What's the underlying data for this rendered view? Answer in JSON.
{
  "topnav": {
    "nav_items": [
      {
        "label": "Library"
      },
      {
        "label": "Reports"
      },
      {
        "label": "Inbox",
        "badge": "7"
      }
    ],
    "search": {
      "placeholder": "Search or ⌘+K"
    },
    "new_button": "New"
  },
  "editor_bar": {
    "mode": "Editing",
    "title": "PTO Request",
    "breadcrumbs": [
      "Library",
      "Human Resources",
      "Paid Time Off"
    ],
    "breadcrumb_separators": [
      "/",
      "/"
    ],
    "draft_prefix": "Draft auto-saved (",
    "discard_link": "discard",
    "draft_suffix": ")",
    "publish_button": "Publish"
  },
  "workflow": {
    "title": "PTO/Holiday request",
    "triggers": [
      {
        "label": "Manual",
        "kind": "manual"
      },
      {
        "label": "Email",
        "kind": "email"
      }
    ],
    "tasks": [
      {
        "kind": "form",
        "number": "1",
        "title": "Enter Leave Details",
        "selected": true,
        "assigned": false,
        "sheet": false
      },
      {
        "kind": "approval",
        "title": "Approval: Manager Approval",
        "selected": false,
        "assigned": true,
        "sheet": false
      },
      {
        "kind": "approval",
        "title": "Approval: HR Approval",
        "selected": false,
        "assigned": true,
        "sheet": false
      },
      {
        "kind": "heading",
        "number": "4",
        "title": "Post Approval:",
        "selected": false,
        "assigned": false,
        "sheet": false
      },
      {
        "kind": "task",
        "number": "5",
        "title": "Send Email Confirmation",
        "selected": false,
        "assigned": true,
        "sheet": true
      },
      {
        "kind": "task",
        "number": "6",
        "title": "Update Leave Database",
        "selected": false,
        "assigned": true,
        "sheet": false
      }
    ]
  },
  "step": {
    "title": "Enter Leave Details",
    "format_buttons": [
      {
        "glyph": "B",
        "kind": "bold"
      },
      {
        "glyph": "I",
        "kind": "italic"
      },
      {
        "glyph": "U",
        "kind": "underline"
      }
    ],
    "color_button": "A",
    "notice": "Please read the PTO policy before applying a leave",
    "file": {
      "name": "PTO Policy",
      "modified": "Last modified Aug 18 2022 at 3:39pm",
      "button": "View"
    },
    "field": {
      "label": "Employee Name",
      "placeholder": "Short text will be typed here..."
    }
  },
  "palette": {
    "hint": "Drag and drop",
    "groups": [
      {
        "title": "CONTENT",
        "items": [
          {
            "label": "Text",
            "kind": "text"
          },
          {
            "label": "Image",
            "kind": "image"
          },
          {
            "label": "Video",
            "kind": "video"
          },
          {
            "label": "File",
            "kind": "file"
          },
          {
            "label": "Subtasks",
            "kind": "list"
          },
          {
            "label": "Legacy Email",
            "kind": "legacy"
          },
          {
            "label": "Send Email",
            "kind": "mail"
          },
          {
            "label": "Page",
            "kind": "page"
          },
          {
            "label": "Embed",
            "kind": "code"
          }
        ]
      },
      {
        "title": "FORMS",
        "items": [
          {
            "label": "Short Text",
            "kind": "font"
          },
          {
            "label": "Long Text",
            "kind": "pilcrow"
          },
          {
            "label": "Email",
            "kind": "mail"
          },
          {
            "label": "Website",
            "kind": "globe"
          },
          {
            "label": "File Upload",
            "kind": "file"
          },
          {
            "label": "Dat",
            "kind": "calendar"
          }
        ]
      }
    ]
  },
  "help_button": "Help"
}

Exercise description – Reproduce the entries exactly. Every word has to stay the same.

Response to the exercise –
What's the underlying data for this rendered view? Answer in JSON.
{
  "topnav": {
    "nav_items": [
      {
        "label": "Library"
      },
      {
        "label": "Reports"
      },
      {
        "label": "Inbox",
        "badge": "7"
      }
    ],
    "search": {
      "placeholder": "Search or ⌘+K"
    },
    "new_button": "New"
  },
  "editor_bar": {
    "mode": "Editing",
    "title": "PTO Request",
    "breadcrumbs": [
      "Library",
      "Human Resources",
      "Paid Time Off"
    ],
    "breadcrumb_separators": [
      "/",
      "/"
    ],
    "draft_prefix": "Draft auto-saved (",
    "discard_link": "discard",
    "draft_suffix": ")",
    "publish_button": "Publish"
  },
  "workflow": {
    "title": "PTO/Holiday request",
    "triggers": [
      {
        "label": "Manual",
        "kind": "manual"
      },
      {
        "label": "Email",
        "kind": "email"
      }
    ],
    "tasks": [
      {
        "kind": "form",
        "number": "1",
        "title": "Enter Leave Details",
        "selected": true,
        "assigned": false,
        "sheet": false
      },
      {
        "kind": "approval",
        "title": "Approval: Manager Approval",
        "selected": false,
        "assigned": true,
        "sheet": false
      },
      {
        "kind": "approval",
        "title": "Approval: HR Approval",
        "selected": false,
        "assigned": true,
        "sheet": false
      },
      {
        "kind": "heading",
        "number": "4",
        "title": "Post Approval:",
        "selected": false,
        "assigned": false,
        "sheet": false
      },
      {
        "kind": "task",
        "number": "5",
        "title": "Send Email Confirmation",
        "selected": false,
        "assigned": true,
        "sheet": true
      },
      {
        "kind": "task",
        "number": "6",
        "title": "Update Leave Database",
        "selected": false,
        "assigned": true,
        "sheet": false
      }
    ]
  },
  "step": {
    "title": "Enter Leave Details",
    "format_buttons": [
      {
        "glyph": "B",
        "kind": "bold"
      },
      {
        "glyph": "I",
        "kind": "italic"
      },
      {
        "glyph": "U",
        "kind": "underline"
      }
    ],
    "color_button": "A",
    "notice": "Please read the PTO policy before applying a leave",
    "file": {
      "name": "PTO Policy",
      "modified": "Last modified Aug 18 2022 at 3:39pm",
      "button": "View"
    },
    "field": {
      "label": "Employee Name",
      "placeholder": "Short text will be typed here..."
    }
  },
  "palette": {
    "hint": "Drag and drop",
    "groups": [
      {
        "title": "CONTENT",
        "items": [
          {
            "label": "Text",
            "kind": "text"
          },
          {
            "label": "Image",
            "kind": "image"
          },
          {
            "label": "Video",
            "kind": "video"
          },
          {
            "label": "File",
            "kind": "file"
          },
          {
            "label": "Subtasks",
            "kind": "list"
          },
          {
            "label": "Legacy Email",
            "kind": "legacy"
          },
          {
            "label": "Send Email",
            "kind": "mail"
          },
          {
            "label": "Page",
            "kind": "page"
          },
          {
            "label": "Embed",
            "kind": "code"
          }
        ]
      },
      {
        "title": "FORMS",
        "items": [
          {
            "label": "Short Text",
            "kind": "font"
          },
          {
            "label": "Long Text",
            "kind": "pilcrow"
          },
          {
            "label": "Email",
            "kind": "mail"
          },
          {
            "label": "Website",
            "kind": "globe"
          },
          {
            "label": "File Upload",
            "kind": "file"
          },
          {
            "label": "Dat",
            "kind": "calendar"
          }
        ]
      }
    ]
  },
  "help_button": "Help"
}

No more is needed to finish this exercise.